that we confront the strange spectacle of thinking creatures in a
universe that is intrinsically mysterious (from which they can deduce
no obviously incontrovertible answers to the question of its meaning)
roasting each other alive over the status of their conjectures on
The claim to absolute knowledge, particularly in this area, has to be highly suspicious. All absolute claims to final knowledge of the
meaning of things have to be cognitively dubious, though we would
probably want to admit that they may serve a useful purpose as
survival mechanisms in a lonely universe.
Today we recognise the importance of giving people the freedom
to hold absolute opinions, as long as they do not derive from them
the right to torture and persecute others into holding them as well.
Ironically this tolerance towards absolute systems that are
themselves intrinsically intolerant is a gift of the post-absolute
or post-religious era.
Absolute systems, by definition, do not allow themselves the
possibility of negotiating compromises with other absolute systems.
Historically, tolerance was forced on the contending absolutes
by external force, as much as by internal exhaustion. But it is
worth remembering in our tolerant and pluralist era that many of
the conjectures about the meaning of the universe that have been
given in the past have claimed absolute status for themselves, and
asserted their right to impose themselves on others.
The paradox of our era is that we extend toleration to
systems of belief that are themselves intrinsically intolerant and
abhorrent to modern consciousness. Let me remind you of an
example from recent history.
One of the more diverting religious news stories of 1998 was
about the Sunday school teachers in an evangelical Church in
the Midlands of the UK who told their students that Princess Diana was
in Hell. One child, upset by the information, reported it to his
mother, who told the press. The teachers were interviewed on
a radio programme and argued (logically from their point of view) that the Bible teaches that unrepentant sinners go to hell.
Since Diana had died suddenly, and almost certainly unprepared
and unrepentant, it followed that she must be in Hell.
I was not sure whether to feel grudging admiration for their
almost heroic disregard for public opinion or horror at the
primitivism of their belief system. However, it is worth
remembering that the belief system they held would have been
very familiar to most Christians throughout history.
It was indeed taught that dying in unrepented sin guaranteed
eternal punishment, and this grisly doctrine is an extension to
one of the answers to the question about the meaning of the
universe that humans have constructed. The system taught that
this life was only a prelude to a more important life beyond,
and the way we lived, including the way we thought, would
have eternal consequences.
From the point of view of our topic tonight, it mattered eternally
how you answered the question about life's meaning.
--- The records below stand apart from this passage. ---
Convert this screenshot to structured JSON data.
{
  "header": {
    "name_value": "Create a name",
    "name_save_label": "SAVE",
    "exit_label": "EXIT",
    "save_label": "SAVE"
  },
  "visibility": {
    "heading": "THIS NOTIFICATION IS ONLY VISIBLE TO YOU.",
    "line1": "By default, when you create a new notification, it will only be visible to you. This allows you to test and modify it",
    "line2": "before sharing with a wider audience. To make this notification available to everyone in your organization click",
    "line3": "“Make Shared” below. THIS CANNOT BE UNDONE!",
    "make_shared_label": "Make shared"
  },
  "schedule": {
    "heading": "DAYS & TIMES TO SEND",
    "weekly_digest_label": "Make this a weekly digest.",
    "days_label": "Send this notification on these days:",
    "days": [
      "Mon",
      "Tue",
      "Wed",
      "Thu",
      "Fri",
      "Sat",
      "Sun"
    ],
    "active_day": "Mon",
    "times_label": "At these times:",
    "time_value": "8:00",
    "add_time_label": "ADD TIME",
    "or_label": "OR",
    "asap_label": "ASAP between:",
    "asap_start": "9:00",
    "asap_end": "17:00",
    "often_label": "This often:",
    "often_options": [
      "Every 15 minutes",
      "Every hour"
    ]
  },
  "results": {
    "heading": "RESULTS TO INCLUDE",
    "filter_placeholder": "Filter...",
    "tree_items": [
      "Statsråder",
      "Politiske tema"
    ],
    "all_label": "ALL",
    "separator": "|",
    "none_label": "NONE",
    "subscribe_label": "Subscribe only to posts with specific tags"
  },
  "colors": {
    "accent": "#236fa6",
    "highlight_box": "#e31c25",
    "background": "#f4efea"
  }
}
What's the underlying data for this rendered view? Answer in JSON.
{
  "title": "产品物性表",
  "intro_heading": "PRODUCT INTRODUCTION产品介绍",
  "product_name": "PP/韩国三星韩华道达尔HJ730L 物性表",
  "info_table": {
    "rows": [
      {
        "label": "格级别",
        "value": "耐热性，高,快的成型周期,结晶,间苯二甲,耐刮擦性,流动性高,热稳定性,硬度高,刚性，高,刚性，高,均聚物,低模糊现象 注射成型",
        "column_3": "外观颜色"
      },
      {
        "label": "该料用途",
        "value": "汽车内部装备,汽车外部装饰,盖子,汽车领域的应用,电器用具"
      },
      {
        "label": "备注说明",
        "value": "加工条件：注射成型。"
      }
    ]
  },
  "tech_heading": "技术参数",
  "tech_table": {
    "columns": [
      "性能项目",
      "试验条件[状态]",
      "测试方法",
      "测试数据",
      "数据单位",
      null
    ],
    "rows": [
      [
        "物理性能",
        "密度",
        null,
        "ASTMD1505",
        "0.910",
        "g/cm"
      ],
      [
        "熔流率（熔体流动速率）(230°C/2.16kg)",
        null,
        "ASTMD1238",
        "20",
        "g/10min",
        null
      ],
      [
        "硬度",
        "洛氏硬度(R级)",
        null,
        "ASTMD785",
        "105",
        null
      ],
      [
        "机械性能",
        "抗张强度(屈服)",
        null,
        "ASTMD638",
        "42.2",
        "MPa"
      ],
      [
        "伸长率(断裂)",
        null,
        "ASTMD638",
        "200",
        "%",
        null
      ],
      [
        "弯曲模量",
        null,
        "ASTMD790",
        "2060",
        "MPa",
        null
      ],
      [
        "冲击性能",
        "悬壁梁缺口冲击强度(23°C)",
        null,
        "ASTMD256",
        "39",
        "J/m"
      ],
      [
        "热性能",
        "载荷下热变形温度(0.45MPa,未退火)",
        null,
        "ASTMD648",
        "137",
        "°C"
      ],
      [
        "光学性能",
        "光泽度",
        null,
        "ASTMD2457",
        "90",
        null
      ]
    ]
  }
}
Get it
wrong, and you could find yourself in an eternity of torment.
It was this conviction about the fundamental and eternal
consequences of holding the right answer to the question
posed by life that led to the great missionary expansion
If you were persuaded that knowing the right answer to the
question life asks determined your eternal status, for weal or
for woe, it would obviously have a profound effect on your
attitude to other people, including people you would probably
never meet, people in other lands for instance. If you were a
kindly person, you would want to share the saving secret with
them, because it would rescue them from a horrible fate
You night even persuade yourself that the issues were so
momentous for the souls concerned that even torturing them to
death in order to get them to accept the saving formula would
be justified, for what does a few hours of torment in this life
compare to an eternity of torment in the life to come? True
believers in an absolute system would see torture unto death
as a therapeutic intervention, like surgery, that was designed to
save not destroy the soul.
The important thing to note about religions that make these
absolute claims is that, logically, they are mutually exclusive.
Even within the Christian religion, for instance, there is claim and counter claim about
the absolute status of different types